::: SOURCE DATA

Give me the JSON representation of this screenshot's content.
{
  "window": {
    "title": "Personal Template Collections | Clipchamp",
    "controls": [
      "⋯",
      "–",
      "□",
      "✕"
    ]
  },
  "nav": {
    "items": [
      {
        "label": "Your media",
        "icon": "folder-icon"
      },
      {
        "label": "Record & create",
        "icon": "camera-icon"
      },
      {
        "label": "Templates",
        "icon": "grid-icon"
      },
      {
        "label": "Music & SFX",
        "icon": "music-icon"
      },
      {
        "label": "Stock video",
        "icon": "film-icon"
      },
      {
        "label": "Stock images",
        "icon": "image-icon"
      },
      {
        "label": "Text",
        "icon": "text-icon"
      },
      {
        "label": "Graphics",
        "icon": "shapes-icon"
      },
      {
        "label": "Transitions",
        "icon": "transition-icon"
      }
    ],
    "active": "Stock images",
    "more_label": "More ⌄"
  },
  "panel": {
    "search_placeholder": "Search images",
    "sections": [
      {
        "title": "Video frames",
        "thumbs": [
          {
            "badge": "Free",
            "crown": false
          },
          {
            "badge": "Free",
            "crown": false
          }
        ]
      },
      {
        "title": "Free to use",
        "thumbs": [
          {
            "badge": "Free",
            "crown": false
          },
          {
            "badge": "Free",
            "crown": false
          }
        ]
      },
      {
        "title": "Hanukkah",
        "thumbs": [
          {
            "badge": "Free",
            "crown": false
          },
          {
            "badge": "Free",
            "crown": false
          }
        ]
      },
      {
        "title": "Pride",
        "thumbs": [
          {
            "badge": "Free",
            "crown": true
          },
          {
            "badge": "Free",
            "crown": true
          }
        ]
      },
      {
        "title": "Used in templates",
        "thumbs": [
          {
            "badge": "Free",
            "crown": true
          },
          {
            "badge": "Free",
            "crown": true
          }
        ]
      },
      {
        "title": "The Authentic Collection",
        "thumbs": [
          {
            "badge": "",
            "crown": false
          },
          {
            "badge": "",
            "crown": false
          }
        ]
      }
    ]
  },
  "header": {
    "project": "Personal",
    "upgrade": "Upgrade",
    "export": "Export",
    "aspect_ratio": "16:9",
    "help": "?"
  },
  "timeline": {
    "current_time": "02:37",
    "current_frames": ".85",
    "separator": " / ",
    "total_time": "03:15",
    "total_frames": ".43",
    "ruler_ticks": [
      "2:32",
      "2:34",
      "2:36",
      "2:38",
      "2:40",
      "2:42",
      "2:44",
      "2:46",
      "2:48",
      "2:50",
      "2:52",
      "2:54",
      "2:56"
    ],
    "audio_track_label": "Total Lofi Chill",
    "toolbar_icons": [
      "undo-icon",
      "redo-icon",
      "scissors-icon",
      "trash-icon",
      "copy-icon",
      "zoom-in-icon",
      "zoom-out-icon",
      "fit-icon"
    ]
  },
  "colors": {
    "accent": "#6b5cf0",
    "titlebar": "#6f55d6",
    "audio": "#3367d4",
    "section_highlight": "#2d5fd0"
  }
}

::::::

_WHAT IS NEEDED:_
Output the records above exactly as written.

_FINAL ANSWER:_
Give me the JSON representation of this screenshot's content.
{
  "window": {
    "title": "Personal Template Collections | Clipchamp",
    "controls": [
      "⋯",
      "–",
      "□",
      "✕"
    ]
  },
  "nav": {
    "items": [
      {
        "label": "Your media",
        "icon": "folder-icon"
      },
      {
        "label": "Record & create",
        "icon": "camera-icon"
      },
      {
        "label": "Templates",
        "icon": "grid-icon"
      },
      {
        "label": "Music & SFX",
        "icon": "music-icon"
      },
      {
        "label": "Stock video",
        "icon": "film-icon"
      },
      {
        "label": "Stock images",
        "icon": "image-icon"
      },
      {
        "label": "Text",
        "icon": "text-icon"
      },
      {
        "label": "Graphics",
        "icon": "shapes-icon"
      },
      {
        "label": "Transitions",
        "icon": "transition-icon"
      }
    ],
    "active": "Stock images",
    "more_label": "More ⌄"
  },
  "panel": {
    "search_placeholder": "Search images",
    "sections": [
      {
        "title": "Video frames",
        "thumbs": [
          {
            "badge": "Free",
            "crown": false
          },
          {
            "badge": "Free",
            "crown": false
          }
        ]
      },
      {
        "title": "Free to use",
        "thumbs": [
          {
            "badge": "Free",
            "crown": false
          },
          {
            "badge": "Free",
            "crown": false
          }
        ]
      },
      {
        "title": "Hanukkah",
        "thumbs": [
          {
            "badge": "Free",
            "crown": false
          },
          {
            "badge": "Free",
            "crown": false
          }
        ]
      },
      {
        "title": "Pride",
        "thumbs": [
          {
            "badge": "Free",
            "crown": true
          },
          {
            "badge": "Free",
            "crown": true
          }
        ]
      },
      {
        "title": "Used in templates",
        "thumbs": [
          {
            "badge": "Free",
            "crown": true
          },
          {
            "badge": "Free",
            "crown": true
          }
        ]
      },
      {
        "title": "The Authentic Collection",
        "thumbs": [
          {
            "badge": "",
            "crown": false
          },
          {
            "badge": "",
            "crown": false
          }
        ]
      }
    ]
  },
  "header": {
    "project": "Personal",
    "upgrade": "Upgrade",
    "export": "Export",
    "aspect_ratio": "16:9",
    "help": "?"
  },
  "timeline": {
    "current_time": "02:37",
    "current_frames": ".85",
    "separator": " / ",
    "total_time": "03:15",
    "total_frames": ".43",
    "ruler_ticks": [
      "2:32",
      "2:34",
      "2:36",
      "2:38",
      "2:40",
      "2:42",
      "2:44",
      "2:46",
      "2:48",
      "2:50",
      "2:52",
      "2:54",
      "2:56"
    ],
    "audio_track_label": "Total Lofi Chill",
    "toolbar_icons": [
      "undo-icon",
      "redo-icon",
      "scissors-icon",
      "trash-icon",
      "copy-icon",
      "zoom-in-icon",
      "zoom-out-icon",
      "fit-icon"
    ]
  },
  "colors": {
    "accent": "#6b5cf0",
    "titlebar": "#6f55d6",
    "audio": "#3367d4",
    "section_highlight": "#2d5fd0"
  }
}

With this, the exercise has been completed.